Millions of Americans receive government aid such as welfare every year. Of those Americans who are on welfare, many are unemployed. Some people may need welfare because they don’t make enough money to support their families. However, the amount of money spent on welfare every year is tremendous. Welfare should be taken away from those who don’t work.
High School Dropouts Neil Urbano DeVry University High School Dropouts I. Introduction A. Thesis Statement: High School students who dropouts matters after they exit school because there is a direct and negative impact on life outcome, the labor market opportunities are limited, and there are disadvantages that leads to poverty. 1) Main Idea: High School students who dropouts matters after they exit school because there is a direct and negative impact on life outcome. 2) Main Idea: High School students who dropouts matters after they exit school because the labor market opportunities are limited. 3) Main Idea: High School students who dropouts matters after they exit school because there are disadvantages that leads to poverty. II.
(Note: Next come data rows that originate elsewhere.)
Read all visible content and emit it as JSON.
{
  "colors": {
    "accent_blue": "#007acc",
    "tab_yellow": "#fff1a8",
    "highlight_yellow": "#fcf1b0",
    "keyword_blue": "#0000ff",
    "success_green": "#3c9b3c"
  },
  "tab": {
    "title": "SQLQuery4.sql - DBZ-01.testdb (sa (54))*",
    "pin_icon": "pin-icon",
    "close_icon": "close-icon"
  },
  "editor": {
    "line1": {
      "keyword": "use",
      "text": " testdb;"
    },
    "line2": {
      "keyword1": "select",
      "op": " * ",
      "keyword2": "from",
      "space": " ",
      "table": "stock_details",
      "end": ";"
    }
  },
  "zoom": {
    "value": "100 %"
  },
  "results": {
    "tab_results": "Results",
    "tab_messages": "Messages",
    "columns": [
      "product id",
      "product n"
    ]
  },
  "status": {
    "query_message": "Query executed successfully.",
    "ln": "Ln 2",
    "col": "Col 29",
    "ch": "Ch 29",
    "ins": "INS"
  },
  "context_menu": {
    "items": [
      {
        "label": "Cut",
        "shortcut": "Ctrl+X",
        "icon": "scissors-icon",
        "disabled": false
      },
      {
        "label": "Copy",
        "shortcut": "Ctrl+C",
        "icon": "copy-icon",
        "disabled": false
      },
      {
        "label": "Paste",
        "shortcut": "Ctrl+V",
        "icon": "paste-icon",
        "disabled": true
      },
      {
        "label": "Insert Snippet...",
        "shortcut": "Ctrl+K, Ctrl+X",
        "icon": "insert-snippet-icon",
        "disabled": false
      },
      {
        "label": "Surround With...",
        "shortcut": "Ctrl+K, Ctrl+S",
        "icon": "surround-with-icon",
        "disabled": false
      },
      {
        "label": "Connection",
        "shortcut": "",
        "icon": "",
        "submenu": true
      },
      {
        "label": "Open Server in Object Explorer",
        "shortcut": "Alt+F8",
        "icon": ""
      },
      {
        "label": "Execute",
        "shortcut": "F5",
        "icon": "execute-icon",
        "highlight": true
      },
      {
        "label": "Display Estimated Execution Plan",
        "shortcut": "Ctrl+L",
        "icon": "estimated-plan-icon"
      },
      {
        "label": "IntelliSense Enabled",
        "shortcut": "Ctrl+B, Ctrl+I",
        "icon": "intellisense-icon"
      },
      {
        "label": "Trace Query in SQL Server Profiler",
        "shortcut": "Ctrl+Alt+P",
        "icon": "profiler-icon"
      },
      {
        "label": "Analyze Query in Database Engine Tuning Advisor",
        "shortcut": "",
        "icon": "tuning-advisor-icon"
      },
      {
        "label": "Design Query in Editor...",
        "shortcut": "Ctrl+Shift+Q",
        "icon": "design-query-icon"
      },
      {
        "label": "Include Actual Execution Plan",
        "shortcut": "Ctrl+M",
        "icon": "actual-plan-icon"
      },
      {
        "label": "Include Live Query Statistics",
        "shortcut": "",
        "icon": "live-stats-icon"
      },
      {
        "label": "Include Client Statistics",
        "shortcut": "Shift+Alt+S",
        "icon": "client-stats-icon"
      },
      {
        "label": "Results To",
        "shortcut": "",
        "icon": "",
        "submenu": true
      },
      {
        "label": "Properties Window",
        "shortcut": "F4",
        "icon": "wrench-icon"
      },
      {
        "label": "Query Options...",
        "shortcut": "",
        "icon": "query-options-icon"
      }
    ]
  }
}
Once Marin Luther King expressed, “Our social welfare system is so much more than just charity. Everyone must help, whether you are rich or poor. Everyone must have the belief that there’s always someone in a much worse situation than I am, and this person I want to help as a comrade”. Martin Luther King’s statement holds true that social welfare and health care should be the act of providing something for someone who does not have it. However, the modern debate with regards to social welfare and health care is that who should be providing the means.
How do you define the harshness of society? Social Justice and Poverty is a hard concept to analyze when one does not have a clear understanding of the social justice structure and why most people living in poverty remain poor. Looking beyond the aspects of what causes everyday circumstances and situations, society must become more well-rounded to people living in poverty are lacking their everyday hierarchical needs. In a world with people who are very rich and people who are very poor, society tends to put their focus on making the rich richer. Poverty has swept over many cities, states and countries with low unemployment rates, child hunger, economic violence, homelessness, and major social class issues.
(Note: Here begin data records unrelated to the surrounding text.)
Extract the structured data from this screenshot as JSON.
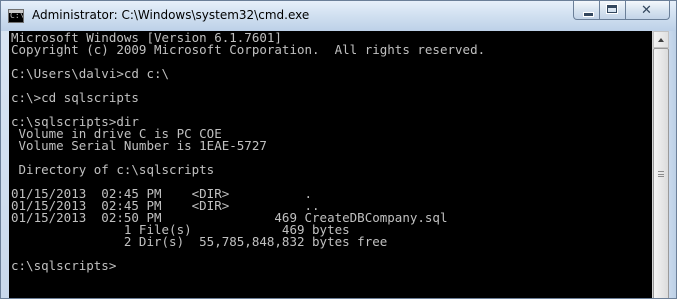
{
  "window": {
    "title": "Administrator: C:\\Windows\\system32\\cmd.exe",
    "icon": "cmd-icon",
    "icon_glyph": "C:\\_"
  },
  "caption_buttons": {
    "minimize": "minimize-icon",
    "maximize": "maximize-icon",
    "close": "close-icon",
    "close_glyph": "✕"
  },
  "console": {
    "background": "#000000",
    "foreground": "#c0c0c0",
    "lines": [
      "Microsoft Windows [Version 6.1.7601]",
      "Copyright (c) 2009 Microsoft Corporation.  All rights reserved.",
      "",
      "C:\\Users\\dalvi>cd c:\\",
      "",
      "c:\\>cd sqlscripts",
      "",
      "c:\\sqlscripts>dir",
      " Volume in drive C is PC COE",
      " Volume Serial Number is 1EAE-5727",
      "",
      " Directory of c:\\sqlscripts",
      "",
      "01/15/2013  02:45 PM    <DIR>          .",
      "01/15/2013  02:45 PM    <DIR>          ..",
      "01/15/2013  02:50 PM               469 CreateDBCompany.sql",
      "               1 File(s)            469 bytes",
      "               2 Dir(s)  55,785,848,832 bytes free",
      "",
      "c:\\sqlscripts>"
    ]
  },
  "scrollbar": {
    "up_arrow": "up-arrow-icon",
    "thumb_fraction": 1.0
  }
}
The sociology of education is a diverse and vibrant subfield that features theory and research focused on how education as a social institution is affected by and affects other social institutions and the social structure overall, and how various social forces shape the policies, practices and outcomes of schooling. While education is typically viewed in most societies as a pathway to personal development, success, and social mobility and as a cornerstone of democracy, sociologists who study education take a critical view of these assumptions to study how the institution actually operates within society. They consider what other social functions education might have, like for example socialization into gender and class roles, and what other social outcomes contemporary educational institutions might produce, like reproducing class and racial hierarchies, among
Grades are said to drive students to push themselves even more, yet it is not entirely true. Some students cheat, causing their grades to fly high, and that doesn’t reflect wit at all. In a survey of 24,000 students at 70 high schools, Donald McCabe (Rutgers University) found that 64 percent of students admitted to cheating on a test, 58 percent for plagiarism, and 95 percent for some other form of cheating. (Facts) This proves that grades are more likely to cause students to cheat than to motivate